“Our first project with Dr. Baumgardner saw the successful development of an immunoassay reader that interfaces with a cellphone, and detects viral, bacterial and fungal pathogens, so we already have a great working relationship,” said Patricia Buckley, Ph.D., principal investigator on the VOCkit team.
Baumgardner agrees. “We chose to work with ECBC because, simply put, their engineering and scientific staff have no equal, and credibility is a critical success factor when looking for further development funds.”
Research and development opportunities between ECBC labs and private sector business is exactly what ECBC director Eric L. Moore, Ph.D., wants more of.
“This partnership perfectly illustrates the intent of our technology transfer program – to leverage our patent portfolio and research and development capabilities to motivate private sector investment,” Moore said.
“ECBC continues to develop the concept of a mobile assay reader,” Buckley explained. “We currently have a chemical assay reader, with mature hardware and flexible software. We are excited to leverage this experience of again working with Dr. Baumgardner in order to develop the TrekReader under this CRADA.”
While some of Baumgardner’s plans to create the universal reader remain proprietary, he does plan to streamline the now somewhat chunky device into something that can fit in a pocket while at the same time expanding its ability to read numerous existing chemical and biological samples.
Designed to perform as a stand-alone unit, TrekReader will also function as part of a system. Once developed, Baumgardner plans to patent the device where it will interface with the civilian market of smartphone and physiological monitoring devices like fitness trackers.
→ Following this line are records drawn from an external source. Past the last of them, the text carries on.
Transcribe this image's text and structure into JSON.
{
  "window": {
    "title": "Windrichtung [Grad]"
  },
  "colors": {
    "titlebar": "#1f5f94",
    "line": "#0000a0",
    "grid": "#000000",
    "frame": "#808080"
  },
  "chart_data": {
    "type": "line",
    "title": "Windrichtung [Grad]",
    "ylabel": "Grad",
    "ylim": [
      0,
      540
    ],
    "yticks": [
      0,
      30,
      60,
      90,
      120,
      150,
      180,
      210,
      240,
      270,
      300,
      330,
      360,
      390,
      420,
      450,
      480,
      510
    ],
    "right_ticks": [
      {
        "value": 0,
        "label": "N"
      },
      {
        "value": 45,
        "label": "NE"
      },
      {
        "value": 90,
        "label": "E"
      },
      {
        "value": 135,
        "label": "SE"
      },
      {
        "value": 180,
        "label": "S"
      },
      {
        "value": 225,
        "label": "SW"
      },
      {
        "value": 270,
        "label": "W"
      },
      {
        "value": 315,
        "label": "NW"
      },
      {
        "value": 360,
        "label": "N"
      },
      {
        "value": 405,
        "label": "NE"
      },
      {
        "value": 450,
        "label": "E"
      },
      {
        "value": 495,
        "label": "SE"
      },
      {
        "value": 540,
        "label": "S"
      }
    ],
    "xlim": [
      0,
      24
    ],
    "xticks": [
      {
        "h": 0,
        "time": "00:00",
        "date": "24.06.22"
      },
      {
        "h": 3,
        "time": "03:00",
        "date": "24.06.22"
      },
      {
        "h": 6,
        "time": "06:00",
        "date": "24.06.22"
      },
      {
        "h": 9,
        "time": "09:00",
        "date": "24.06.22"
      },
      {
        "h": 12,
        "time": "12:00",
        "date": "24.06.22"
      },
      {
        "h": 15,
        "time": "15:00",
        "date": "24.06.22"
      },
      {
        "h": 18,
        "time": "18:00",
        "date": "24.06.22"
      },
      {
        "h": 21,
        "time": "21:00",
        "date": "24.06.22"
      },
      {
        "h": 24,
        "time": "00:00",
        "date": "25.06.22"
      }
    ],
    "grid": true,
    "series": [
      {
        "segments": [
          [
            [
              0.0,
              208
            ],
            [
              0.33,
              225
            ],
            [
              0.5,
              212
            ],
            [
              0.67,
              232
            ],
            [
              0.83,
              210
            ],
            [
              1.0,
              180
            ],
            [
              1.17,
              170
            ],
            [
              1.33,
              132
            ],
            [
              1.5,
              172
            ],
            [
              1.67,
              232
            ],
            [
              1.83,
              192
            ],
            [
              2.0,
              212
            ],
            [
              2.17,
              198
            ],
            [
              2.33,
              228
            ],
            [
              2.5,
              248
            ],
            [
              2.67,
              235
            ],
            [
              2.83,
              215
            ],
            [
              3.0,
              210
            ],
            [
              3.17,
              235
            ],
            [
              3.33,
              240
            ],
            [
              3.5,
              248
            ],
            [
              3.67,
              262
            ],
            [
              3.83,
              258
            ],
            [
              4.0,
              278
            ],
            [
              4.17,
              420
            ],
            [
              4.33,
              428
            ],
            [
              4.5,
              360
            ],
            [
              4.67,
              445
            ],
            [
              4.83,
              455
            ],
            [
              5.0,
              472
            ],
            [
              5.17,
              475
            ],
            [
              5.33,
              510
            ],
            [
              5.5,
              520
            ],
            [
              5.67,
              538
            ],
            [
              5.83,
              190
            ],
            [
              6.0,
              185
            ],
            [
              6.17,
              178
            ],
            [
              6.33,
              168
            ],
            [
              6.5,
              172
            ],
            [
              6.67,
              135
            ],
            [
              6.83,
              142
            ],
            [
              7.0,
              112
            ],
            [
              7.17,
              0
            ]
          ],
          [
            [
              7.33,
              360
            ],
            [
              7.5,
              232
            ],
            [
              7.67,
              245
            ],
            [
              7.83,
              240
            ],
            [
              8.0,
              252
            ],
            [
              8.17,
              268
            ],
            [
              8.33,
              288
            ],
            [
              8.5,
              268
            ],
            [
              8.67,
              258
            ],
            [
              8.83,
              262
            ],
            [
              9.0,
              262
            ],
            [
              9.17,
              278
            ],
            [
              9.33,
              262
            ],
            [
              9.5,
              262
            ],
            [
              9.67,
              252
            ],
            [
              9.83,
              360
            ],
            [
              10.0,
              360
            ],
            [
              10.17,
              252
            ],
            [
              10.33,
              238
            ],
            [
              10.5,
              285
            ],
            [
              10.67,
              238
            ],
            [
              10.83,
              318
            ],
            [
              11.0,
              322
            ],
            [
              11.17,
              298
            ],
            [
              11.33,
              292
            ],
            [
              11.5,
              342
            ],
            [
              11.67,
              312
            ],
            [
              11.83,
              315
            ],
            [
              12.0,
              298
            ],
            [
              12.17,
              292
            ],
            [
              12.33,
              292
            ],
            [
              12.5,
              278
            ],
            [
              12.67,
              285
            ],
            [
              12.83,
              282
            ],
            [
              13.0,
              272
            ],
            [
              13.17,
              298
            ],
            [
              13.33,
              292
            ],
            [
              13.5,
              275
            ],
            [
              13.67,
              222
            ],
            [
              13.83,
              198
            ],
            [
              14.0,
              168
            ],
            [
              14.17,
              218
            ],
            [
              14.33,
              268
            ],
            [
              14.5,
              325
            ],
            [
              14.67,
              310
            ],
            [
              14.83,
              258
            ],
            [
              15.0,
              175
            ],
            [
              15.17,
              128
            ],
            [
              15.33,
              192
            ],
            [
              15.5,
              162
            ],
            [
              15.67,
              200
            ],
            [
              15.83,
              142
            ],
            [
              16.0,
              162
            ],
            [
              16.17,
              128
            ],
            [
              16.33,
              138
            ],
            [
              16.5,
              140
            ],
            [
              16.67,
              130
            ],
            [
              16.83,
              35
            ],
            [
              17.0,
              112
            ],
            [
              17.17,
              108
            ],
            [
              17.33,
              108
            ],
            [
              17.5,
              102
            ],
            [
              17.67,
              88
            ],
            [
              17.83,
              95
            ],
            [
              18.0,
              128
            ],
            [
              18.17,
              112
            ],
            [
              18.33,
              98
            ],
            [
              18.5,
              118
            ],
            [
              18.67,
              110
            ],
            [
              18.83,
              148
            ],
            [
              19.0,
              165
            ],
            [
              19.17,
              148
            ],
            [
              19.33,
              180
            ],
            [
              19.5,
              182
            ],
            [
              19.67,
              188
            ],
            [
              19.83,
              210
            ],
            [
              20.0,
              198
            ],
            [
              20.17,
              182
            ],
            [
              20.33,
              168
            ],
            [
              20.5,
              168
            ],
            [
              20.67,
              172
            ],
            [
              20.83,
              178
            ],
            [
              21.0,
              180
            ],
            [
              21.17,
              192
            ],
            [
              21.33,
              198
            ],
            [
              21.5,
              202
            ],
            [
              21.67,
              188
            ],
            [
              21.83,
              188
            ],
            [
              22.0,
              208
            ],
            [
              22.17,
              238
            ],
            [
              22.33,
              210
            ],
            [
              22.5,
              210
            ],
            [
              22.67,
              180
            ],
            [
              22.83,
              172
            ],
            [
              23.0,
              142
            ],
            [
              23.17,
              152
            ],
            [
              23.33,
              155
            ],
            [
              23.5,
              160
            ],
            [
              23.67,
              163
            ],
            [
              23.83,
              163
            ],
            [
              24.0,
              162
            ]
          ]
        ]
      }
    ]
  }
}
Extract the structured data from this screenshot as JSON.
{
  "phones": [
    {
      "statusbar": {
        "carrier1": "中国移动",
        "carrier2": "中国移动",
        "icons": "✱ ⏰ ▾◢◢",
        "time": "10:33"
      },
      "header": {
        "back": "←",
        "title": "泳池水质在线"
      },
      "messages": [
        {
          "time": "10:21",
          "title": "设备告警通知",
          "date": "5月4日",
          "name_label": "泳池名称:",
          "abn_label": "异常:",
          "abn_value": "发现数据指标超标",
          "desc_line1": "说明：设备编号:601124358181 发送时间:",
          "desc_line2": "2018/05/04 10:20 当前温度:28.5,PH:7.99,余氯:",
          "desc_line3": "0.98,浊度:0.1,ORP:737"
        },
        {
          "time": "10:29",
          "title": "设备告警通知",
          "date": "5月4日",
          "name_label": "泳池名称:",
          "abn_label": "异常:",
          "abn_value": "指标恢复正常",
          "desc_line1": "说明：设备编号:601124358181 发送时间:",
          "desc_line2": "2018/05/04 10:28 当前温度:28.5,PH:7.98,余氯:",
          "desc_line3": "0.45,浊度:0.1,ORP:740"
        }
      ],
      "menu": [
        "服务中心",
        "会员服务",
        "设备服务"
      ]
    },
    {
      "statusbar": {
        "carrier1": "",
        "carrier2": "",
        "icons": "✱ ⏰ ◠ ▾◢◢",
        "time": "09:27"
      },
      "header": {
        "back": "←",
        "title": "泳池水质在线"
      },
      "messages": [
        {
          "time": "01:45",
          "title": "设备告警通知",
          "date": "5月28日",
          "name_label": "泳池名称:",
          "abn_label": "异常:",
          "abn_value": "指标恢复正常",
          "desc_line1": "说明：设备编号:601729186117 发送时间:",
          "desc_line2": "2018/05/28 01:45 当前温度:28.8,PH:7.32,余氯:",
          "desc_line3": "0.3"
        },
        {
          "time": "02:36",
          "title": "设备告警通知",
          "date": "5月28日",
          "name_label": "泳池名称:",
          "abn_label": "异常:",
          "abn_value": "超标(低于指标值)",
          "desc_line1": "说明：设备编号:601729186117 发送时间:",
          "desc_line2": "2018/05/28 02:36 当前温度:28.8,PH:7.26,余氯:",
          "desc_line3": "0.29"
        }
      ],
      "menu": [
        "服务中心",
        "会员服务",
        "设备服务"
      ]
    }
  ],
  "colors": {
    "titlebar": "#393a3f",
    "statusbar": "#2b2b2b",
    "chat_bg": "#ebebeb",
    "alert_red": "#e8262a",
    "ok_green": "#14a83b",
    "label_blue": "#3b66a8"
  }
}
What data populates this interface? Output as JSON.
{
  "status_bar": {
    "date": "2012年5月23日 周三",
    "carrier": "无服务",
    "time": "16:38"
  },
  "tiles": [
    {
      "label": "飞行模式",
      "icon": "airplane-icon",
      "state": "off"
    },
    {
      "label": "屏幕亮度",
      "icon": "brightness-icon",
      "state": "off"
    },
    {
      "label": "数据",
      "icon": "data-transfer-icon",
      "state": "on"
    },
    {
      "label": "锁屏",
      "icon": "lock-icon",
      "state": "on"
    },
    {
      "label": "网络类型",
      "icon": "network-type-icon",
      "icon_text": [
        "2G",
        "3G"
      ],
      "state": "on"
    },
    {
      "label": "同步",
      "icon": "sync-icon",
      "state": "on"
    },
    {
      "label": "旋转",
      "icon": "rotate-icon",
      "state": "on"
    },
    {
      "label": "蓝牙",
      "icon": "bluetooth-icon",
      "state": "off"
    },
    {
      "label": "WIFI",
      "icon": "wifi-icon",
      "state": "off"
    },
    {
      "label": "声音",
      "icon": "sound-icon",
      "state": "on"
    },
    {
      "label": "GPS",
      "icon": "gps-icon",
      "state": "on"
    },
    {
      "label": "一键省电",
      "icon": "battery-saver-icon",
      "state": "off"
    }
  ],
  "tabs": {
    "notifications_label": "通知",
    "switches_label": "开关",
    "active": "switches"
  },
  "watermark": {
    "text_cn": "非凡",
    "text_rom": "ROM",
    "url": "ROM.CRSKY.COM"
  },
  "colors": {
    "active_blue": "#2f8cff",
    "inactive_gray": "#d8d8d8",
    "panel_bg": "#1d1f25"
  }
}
TrekReader will also compliment the Army Nett Warrior End User Device, and Baumgardner plans to offer it to the United States Army Special Operations Command.
“I’m excited that ECBC is partnering in a project with the potential to help secure the safety of Soldiers, civilians and school children,” Moore said.